▶ [EXERCISE DETAILS] Find the line that contains "Convert this screenshot". Output it and every line after it to the end of the records, exactly as they appear.

Extracted records:
--- START ---

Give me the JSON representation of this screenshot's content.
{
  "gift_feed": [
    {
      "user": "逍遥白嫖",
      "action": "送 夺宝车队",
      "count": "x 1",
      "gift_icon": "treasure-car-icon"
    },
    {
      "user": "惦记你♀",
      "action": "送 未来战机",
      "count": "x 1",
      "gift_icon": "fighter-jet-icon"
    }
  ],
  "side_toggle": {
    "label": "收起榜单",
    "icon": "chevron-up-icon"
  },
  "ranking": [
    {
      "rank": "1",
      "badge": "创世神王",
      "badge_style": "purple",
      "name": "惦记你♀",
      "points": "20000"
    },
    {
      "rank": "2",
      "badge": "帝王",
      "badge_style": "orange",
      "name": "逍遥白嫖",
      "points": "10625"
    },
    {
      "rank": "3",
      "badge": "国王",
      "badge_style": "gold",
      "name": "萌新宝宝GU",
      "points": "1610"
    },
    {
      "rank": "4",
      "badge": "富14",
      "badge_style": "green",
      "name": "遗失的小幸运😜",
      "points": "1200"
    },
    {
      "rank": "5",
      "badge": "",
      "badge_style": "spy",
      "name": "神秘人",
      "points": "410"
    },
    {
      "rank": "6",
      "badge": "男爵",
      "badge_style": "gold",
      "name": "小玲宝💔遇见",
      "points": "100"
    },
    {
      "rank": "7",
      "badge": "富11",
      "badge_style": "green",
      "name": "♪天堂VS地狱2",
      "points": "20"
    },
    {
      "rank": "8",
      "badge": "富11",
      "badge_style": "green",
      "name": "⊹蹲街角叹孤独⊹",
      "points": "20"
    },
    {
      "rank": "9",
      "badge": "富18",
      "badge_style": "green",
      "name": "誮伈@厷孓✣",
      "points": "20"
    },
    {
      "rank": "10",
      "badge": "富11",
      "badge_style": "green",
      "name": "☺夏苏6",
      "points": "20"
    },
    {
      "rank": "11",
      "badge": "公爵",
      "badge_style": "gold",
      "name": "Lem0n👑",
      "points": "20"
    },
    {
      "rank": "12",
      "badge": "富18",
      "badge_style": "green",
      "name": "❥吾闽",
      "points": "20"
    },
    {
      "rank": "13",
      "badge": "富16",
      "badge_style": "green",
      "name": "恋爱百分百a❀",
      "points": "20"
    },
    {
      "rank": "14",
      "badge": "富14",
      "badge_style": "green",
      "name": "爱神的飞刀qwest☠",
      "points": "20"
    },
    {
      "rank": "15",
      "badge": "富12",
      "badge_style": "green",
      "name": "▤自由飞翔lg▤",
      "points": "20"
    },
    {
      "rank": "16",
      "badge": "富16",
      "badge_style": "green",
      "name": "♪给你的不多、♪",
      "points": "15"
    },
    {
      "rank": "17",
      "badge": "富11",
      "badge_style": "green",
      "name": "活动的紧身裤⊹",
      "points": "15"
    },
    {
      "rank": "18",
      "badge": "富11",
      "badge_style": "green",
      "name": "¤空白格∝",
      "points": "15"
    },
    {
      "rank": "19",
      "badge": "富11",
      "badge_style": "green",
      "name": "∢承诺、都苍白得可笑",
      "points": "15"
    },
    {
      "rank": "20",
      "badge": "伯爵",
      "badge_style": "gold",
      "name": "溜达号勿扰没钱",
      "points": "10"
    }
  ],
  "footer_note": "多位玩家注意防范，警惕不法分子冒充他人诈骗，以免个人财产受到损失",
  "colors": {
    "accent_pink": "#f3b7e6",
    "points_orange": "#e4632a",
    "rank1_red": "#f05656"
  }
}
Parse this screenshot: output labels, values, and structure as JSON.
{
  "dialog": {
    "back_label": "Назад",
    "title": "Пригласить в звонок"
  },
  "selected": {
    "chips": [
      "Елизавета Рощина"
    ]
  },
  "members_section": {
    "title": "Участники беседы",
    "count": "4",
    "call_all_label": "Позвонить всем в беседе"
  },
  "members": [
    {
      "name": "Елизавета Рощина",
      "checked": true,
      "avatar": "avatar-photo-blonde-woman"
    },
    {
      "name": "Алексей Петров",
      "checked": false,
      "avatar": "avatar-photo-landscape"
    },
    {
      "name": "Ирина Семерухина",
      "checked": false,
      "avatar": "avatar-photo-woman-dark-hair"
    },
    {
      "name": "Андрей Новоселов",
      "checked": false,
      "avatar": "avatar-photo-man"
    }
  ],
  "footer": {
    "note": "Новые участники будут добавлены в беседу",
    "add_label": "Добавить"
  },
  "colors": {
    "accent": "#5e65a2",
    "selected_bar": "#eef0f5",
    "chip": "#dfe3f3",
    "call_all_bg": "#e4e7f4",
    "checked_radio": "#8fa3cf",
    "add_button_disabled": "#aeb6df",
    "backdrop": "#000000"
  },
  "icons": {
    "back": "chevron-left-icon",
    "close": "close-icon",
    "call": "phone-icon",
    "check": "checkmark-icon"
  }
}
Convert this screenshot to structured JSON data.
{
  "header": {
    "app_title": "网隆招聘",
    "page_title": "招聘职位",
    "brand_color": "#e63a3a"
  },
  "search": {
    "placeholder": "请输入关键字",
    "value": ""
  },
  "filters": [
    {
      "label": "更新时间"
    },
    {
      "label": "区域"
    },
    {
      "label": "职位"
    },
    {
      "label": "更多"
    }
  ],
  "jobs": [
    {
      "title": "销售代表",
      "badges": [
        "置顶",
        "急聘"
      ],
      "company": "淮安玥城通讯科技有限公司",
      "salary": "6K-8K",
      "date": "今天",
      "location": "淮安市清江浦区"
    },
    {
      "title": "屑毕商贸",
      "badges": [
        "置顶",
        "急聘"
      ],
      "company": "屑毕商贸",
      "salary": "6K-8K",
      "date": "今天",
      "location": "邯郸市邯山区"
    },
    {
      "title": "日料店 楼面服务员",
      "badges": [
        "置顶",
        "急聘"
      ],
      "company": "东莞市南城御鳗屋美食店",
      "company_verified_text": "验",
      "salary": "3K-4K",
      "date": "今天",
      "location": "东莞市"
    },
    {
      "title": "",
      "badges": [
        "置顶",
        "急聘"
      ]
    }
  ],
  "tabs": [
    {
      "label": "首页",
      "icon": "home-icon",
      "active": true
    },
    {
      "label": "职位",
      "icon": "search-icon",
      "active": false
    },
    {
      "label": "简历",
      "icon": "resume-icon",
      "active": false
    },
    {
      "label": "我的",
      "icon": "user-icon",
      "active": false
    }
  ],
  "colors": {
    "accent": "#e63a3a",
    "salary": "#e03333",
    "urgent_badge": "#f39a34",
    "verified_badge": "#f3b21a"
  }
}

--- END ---

▶ [OUTPUT]
Convert this screenshot to structured JSON data.
{
  "header": {
    "app_title": "网隆招聘",
    "page_title": "招聘职位",
    "brand_color": "#e63a3a"
  },
  "search": {
    "placeholder": "请输入关键字",
    "value": ""
  },
  "filters": [
    {
      "label": "更新时间"
    },
    {
      "label": "区域"
    },
    {
      "label": "职位"
    },
    {
      "label": "更多"
    }
  ],
  "jobs": [
    {
      "title": "销售代表",
      "badges": [
        "置顶",
        "急聘"
      ],
      "company": "淮安玥城通讯科技有限公司",
      "salary": "6K-8K",
      "date": "今天",
      "location": "淮安市清江浦区"
    },
    {
      "title": "屑毕商贸",
      "badges": [
        "置顶",
        "急聘"
      ],
      "company": "屑毕商贸",
      "salary": "6K-8K",
      "date": "今天",
      "location": "邯郸市邯山区"
    },
    {
      "title": "日料店 楼面服务员",
      "badges": [
        "置顶",
        "急聘"
      ],
      "company": "东莞市南城御鳗屋美食店",
      "company_verified_text": "验",
      "salary": "3K-4K",
      "date": "今天",
      "location": "东莞市"
    },
    {
      "title": "",
      "badges": [
        "置顶",
        "急聘"
      ]
    }
  ],
  "tabs": [
    {
      "label": "首页",
      "icon": "home-icon",
      "active": true
    },
    {
      "label": "职位",
      "icon": "search-icon",
      "active": false
    },
    {
      "label": "简历",
      "icon": "resume-icon",
      "active": false
    },
    {
      "label": "我的",
      "icon": "user-icon",
      "active": false
    }
  ],
  "colors": {
    "accent": "#e63a3a",
    "salary": "#e03333",
    "urgent_badge": "#f39a34",
    "verified_badge": "#f3b21a"
  }
}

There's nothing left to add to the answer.